External USB (or FireWire) drive enclosures make it possible to convert a 3.5" desktop hard drive into a semi-portable storage device.
While you wouldn't want to lug one on a plane, they're certainly useful for moving hundreds of gigabytes of data from one computer to another or for making offline backups of drives of equal or lesser size. (Drives have become cheap enough so you can easily buy two and use one to back up the other rather than rely on tape or burning to DVD as a solution.)
One of the many hidden caveats with using external drive enclosures is their power supplies. Most of these enclosures claim they can supply 1.5 amps to 2 amps of power to the device contained within. The exact power rating is usually printed on the underside of the power transformer or "brick" supplied with the unit. If the enclosure has a built-in transformer and plugs directly into a wall outlet, then the power rating should be printed on the back or underside of the unit itself or at least be in the product's documentation.
Desktop hard drives usually require anywhere from 0.45 amps to 0.8 amps to power up, and CD drives require 1.5 amps or more. Many of the cheaper enclosures use less well-designed power supplies that may not perform as rated. If the enclosure's power supply isn't capable of delivering that kind of power consistently, then the drive may behave strangely. It may be able to read reliably, but not burn; it may deliver, for instance, a "power calibration error"
To avoid problems like those, stick with hardware that's either backed by a major manufacturer's name or that has already been tested in other contexts with appropriate hardware.
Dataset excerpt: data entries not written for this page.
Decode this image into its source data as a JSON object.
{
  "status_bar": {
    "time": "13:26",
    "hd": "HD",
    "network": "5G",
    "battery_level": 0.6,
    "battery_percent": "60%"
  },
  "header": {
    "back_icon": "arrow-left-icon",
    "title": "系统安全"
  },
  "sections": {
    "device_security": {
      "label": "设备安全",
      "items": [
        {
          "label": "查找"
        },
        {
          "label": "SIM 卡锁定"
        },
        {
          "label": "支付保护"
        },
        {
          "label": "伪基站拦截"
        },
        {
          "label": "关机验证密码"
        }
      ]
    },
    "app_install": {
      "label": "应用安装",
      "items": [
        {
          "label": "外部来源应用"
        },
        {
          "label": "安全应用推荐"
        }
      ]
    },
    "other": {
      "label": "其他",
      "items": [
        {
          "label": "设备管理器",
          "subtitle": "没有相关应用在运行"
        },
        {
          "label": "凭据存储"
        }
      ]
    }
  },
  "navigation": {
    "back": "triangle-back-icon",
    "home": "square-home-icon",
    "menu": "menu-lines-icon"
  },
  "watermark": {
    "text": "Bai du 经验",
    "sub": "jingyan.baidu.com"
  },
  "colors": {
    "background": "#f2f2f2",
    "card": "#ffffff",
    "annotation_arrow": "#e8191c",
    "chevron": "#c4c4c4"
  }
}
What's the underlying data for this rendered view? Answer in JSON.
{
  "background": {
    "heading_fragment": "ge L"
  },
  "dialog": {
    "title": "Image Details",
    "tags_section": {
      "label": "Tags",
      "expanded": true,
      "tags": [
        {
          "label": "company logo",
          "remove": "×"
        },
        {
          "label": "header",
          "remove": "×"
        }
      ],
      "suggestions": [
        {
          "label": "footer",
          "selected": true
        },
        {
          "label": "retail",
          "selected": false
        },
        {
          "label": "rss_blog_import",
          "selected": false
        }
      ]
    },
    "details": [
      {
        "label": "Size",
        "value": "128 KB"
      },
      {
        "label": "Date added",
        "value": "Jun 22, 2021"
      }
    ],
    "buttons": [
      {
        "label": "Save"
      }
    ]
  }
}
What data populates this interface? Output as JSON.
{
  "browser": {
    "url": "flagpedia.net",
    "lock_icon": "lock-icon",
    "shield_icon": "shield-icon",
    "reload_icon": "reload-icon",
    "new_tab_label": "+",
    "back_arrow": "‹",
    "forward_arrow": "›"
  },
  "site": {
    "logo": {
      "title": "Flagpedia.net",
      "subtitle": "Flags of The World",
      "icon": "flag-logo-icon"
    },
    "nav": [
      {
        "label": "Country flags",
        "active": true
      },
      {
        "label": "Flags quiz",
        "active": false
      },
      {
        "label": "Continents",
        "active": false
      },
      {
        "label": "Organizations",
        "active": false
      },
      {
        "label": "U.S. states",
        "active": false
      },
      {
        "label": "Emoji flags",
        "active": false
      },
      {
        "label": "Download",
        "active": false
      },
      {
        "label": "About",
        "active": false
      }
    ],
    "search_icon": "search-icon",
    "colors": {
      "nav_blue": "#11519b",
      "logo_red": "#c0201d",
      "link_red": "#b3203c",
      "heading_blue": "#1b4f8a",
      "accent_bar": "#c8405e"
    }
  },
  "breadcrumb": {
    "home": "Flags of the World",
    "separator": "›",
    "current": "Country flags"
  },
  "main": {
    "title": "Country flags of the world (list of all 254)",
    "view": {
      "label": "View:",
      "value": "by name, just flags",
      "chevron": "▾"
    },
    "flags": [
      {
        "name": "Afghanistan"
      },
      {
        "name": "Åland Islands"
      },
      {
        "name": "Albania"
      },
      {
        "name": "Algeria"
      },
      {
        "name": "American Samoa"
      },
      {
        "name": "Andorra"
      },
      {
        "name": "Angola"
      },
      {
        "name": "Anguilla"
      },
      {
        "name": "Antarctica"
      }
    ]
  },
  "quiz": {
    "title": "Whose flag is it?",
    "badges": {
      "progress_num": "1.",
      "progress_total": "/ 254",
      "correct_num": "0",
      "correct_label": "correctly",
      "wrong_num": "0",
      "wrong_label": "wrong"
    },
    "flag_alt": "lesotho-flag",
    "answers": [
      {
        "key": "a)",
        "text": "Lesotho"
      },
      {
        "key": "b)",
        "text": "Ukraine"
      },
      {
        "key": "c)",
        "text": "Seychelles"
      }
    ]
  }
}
Adaptec, for instance, sells a USB/FireWire hard drive enclosure kit that supplies more than adequate power to its host devices (although it's for hard drives only, not CD/DVD drives).
Serdar Yegulalp is editor of the Windows Power Users Newsletter. Check it out for the latest advice and musings on the world of Windows network administrators -- and please share your thoughts as well!
This was first published in October 2005